"This is largely owing to a consumer which not only pulled forward activity on the heels of a warm winter, but lost considerable momentum in the face of poor fundamentals (i.e. weak earnings … Perhaps most concerning is this loss of momentum occurs just as the economy is set to face a string of headwinds - the fiscal cliff, potential U.S. downgrade, elections - that we believe will conspire to place downward pressure on economic output in the second half of the year."
At home, Statistics Canada's report on retail sales in May is expected to show a little spring in the step of the consumer, with sales rising about 0.5 per cent in a rebound from April. But that will be driven by car buyers. If you strip out auto sales, overall retail trade is expected to come in fairly flat.
"While underlying prospects for consumers should remain weak due to slow growth and weaker credit accumulation, May retail sales may have actually sprung back to life," said Emanuella Enenajor of CIBC World Markets.
"A 0.5-per-cent gain in retailers' receipts were entirely driven by rising vehicle sales, as the ex-autos print could come in flat. While gains in building equipment/materials sales were likely seen with favourable weather, gasoline station sales probably dropped, on falling pump prices."
For investors, there's a lot to digest as second-quarter earnings season kicks into even higher gear and Canadian results begin to flood in.
Among companies scheduled to report quarterly results next week are Hyundai Motor Co., Samsung Electronics Co., United Parcel Service Inc., ArcelorMittal, Avon Products Inc., Cenovus Energy Inc., Daimler AG, Peugeot SA, Amazon.com Inc., Barrick Gold Corp., Canfor Corp., Colgate-Palmolive Co., Exxon Mobil Corp., Facebook Inc., Goldcorp Inc., Imperial Oil Ltd., Potash Corp., Starbucks Corp., Barclays PLC, Celestica Inc., Domtar Corp., Renault SA and Total SA.
"While bottom-line results have topped expectations, top-line revenues have curiously fallen short at a notably high rate," Robert Kavcic of BMO Nesbitt Burns said of earnings so far.
"Fifty-eight per cent of S&P 500 companies have actually missed revenue expectations amid softer global economic growth and unfavourable currency adjustments, hanging a cloud over the early-season earnings results."
Required reading this week
Microsoft Corp., which defined and dominated the technology sector for the past three decades, has been humbled, becoming one tech firm among many, Iain Marlow writes. The software giant reported its first quarterly loss as a public company. The loss was expected, driven by a hefty writedown, and Microsoft's days of easy dominance are long gone, but the red ink - coming on the same day as Google Inc. reported buoyant revenue - underscores the magnitude of the change.
The fast-shifting department-store landscape is getting another jolt from a U.S. retailer, Marina Strauss reports. Nordstrom Inc. of Seattle is finalizing its plan to set up shop here in four locations, including three top sites that Sears Canada Inc. is abandoning this fall.
The Bank of Canada is adding the downward drift in prices for oil and other commodities to its catalogue of threats to economic growth, Jeremy Torobin reports.

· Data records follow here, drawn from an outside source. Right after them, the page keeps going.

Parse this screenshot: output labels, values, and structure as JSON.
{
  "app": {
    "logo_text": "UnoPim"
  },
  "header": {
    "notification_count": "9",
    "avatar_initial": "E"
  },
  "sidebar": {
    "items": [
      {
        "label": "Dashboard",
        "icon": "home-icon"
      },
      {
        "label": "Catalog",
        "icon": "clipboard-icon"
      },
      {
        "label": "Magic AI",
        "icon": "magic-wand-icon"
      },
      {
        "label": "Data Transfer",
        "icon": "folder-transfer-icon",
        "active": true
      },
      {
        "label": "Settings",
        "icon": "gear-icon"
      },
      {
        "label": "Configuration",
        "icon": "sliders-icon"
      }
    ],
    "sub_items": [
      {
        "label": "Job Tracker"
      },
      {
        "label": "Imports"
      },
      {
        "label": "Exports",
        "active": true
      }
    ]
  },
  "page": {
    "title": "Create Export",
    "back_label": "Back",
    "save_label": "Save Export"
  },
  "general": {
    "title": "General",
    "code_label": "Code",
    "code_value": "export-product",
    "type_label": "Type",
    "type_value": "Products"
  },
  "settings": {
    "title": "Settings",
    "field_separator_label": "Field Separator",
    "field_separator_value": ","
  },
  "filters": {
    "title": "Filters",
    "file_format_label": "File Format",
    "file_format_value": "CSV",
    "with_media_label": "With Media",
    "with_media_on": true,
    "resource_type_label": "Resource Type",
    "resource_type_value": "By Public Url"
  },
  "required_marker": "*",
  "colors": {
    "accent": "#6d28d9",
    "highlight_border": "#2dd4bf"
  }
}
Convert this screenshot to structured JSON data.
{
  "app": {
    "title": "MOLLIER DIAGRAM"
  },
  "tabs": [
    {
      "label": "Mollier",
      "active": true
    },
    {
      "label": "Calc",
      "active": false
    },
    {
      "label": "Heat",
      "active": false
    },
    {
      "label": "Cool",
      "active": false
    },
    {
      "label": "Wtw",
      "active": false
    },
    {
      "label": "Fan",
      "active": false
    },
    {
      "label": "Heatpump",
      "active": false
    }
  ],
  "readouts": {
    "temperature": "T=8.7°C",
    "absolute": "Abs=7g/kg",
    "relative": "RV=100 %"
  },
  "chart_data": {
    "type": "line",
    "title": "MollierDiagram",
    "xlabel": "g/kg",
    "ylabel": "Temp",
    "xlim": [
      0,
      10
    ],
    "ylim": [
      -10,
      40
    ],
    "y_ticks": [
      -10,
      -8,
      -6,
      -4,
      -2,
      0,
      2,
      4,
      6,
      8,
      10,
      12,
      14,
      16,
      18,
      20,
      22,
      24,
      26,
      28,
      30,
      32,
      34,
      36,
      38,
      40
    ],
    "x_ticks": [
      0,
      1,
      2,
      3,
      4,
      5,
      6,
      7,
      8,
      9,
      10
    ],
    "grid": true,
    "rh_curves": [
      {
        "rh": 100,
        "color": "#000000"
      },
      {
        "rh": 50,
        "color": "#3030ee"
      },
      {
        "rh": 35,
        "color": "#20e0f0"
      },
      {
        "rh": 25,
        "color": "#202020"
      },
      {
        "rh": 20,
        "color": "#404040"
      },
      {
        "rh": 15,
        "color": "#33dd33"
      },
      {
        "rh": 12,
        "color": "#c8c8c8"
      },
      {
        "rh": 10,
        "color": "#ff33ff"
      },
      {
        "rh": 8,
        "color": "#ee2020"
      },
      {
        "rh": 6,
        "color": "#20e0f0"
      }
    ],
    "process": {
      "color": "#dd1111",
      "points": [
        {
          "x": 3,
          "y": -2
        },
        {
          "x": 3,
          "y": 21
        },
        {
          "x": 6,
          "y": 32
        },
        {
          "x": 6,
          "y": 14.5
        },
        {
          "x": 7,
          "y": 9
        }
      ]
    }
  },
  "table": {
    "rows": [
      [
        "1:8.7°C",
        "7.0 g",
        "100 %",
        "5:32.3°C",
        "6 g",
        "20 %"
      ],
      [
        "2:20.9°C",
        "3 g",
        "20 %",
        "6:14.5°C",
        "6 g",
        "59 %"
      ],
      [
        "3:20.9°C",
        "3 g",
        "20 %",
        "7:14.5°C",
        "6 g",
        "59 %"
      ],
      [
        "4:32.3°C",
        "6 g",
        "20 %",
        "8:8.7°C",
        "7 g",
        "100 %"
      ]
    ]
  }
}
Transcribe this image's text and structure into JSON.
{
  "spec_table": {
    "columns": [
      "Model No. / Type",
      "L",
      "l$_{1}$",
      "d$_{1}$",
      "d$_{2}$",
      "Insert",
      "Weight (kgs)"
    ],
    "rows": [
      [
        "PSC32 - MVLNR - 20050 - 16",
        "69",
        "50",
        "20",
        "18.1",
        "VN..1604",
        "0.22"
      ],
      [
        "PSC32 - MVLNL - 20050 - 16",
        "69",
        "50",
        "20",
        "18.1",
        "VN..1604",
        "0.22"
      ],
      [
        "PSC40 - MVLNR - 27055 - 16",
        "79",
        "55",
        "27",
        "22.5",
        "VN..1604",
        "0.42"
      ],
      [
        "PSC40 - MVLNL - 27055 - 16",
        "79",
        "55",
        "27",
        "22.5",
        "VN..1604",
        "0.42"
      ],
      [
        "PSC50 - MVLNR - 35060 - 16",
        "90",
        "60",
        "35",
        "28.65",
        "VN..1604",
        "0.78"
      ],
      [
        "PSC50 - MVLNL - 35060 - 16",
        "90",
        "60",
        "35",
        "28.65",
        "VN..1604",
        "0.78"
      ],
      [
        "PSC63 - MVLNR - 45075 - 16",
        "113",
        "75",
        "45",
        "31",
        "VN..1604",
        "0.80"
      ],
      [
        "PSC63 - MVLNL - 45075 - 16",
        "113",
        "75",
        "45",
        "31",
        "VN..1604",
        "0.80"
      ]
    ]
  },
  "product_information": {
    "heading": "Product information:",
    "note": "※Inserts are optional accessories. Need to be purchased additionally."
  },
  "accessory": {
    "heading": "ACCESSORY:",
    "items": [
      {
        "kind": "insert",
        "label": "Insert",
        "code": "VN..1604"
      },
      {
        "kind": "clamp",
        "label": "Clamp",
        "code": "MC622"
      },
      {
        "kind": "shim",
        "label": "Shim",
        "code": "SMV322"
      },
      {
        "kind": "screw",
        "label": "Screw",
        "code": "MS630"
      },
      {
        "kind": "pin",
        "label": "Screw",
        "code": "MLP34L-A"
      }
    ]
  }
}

Toronto's booming housing market is enticing more sellers to list their homes, but the flood of new listings is not dampening prices, Ora Morison writes. But in Vancouver, new sellers are increasingly scarce, as prices in the once-overheated market show signs of weakness.
Jim Flaherty's plan to overhaul the banking industry's dispute-settlement regime as looks suspiciously like a gift to the country's big banks, which have chafed under the current regime, Barrie McKenna says.